The scherzo of the second movement shares a common musical fascination in Rachmaninoff’s output, the “Dies Irae” from the Roman Catholic Requiem Mass. A fury of galloping open E-strings on violins ring the Allegro molto movement into a folk-like rustic existence. The horns herald the suspected Gregorian chant, with sprightly dancing wind triplets above. With a solo clarinet outlining major triad figurations, the signature lush, soaring and unwinding romantic vocal-like melody that has come to define the composer style, makes its debut. The winds offer rhythmic activation with pianistic arpeggiating eighth notes and this texture and sound, will return almost verbatim in Rachmaninoff’s last major work, Symphonic Dances (1940). The militaristic tones of the A-section will be balanced by the highly chromatic and frenetic B-section of the movement. The dotted rhythms and the articulation of short running eighths scattering in panic, elevates the level of anxiety. If there is autobiographical hints in this music, the first section, once lively, returns peppered with a tinge of the consternation picked up on the journey.

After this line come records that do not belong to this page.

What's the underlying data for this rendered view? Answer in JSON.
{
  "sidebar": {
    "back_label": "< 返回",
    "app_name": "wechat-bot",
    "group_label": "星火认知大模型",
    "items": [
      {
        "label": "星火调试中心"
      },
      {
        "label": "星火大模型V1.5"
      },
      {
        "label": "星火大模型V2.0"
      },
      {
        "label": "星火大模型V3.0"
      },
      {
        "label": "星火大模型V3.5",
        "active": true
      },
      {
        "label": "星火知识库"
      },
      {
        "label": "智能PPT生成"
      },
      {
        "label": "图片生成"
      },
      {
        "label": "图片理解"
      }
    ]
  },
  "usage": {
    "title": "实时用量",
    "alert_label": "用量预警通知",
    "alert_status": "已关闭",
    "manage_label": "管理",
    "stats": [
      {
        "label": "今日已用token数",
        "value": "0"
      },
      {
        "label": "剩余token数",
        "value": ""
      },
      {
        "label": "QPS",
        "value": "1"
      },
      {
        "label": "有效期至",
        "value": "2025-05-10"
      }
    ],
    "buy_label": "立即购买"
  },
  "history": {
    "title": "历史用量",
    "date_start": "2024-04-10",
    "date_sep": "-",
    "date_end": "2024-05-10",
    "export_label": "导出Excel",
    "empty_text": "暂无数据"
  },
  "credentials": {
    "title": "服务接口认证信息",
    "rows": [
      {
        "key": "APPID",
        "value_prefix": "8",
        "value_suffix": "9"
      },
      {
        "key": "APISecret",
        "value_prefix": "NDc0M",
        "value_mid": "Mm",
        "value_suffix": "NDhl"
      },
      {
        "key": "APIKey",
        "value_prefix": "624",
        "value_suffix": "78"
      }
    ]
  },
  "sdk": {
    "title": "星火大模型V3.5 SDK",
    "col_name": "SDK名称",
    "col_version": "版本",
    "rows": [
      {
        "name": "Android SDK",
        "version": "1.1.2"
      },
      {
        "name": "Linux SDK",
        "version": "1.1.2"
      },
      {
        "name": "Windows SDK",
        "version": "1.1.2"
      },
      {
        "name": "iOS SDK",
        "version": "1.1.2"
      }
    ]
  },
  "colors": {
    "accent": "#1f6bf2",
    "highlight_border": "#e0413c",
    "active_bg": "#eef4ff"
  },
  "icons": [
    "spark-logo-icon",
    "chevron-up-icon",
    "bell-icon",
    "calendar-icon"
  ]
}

The impassioned essay for romantic yearning of the Adagio, is a worthy successor of Tchaikovsky’s Romeo and Juliet Fantasy Overture. Rachmaninoff recalls, “When I was young I was completely under the spell of Tchaikovsky.” The elder composer would take the teenage Rachmaninoff under his wing, and so the lineage of the rich melodies and expressive dark colors of his mentor, is a legacy that he makes his own. The opening heaven-reaching and leaning violin melody, floating above a stream of triplet rhythms in the violas, is longing incarnate. The solo clarinet, featured prominently, weaves an expansive love letter, a vocalise, before the strings and oboe sweep the music upwards, ever building with increasing fervor and passion. A sudden character change brings rich brass chords and the cascading string lines that intwine as characters lost and reveling in love’s deep blossoming garden of embrace. A return to the intimate texture of solo instruments echo the opening melody as songbirds encouraging deep affection. The violins pen with warmth, tenderness and devotion, the answer to that impassioned vocalise of the clarinet, concluding with rushes and swells of orchestral endearment, and a long final sustained A-major embrace.
If the impassioned Adagio movement was a marriage proposal, the final movement of the Allegro vivace, answers with a resounding and triumphant affirmative, complete with the bustling business of wedding planning, emotional uncertainties and jitters, political upheaval, and a resplendent walk down the aisle. In cut-time, the music and particularly the heralding french horn bell-like melody, is saturated with triplets which give the work a tarantella feel. The Second Symphony is a cyclical work, tied thematically like a spider’s web across all movements. In this finale, themes and harmonies will reprise, guest appearances, and memories in this rousing and glorious orchestral nuptial. © MTF
*Digitally published for the Hawaiʻi Symphony Sheraton Starlight Series on August 13-15, 2021.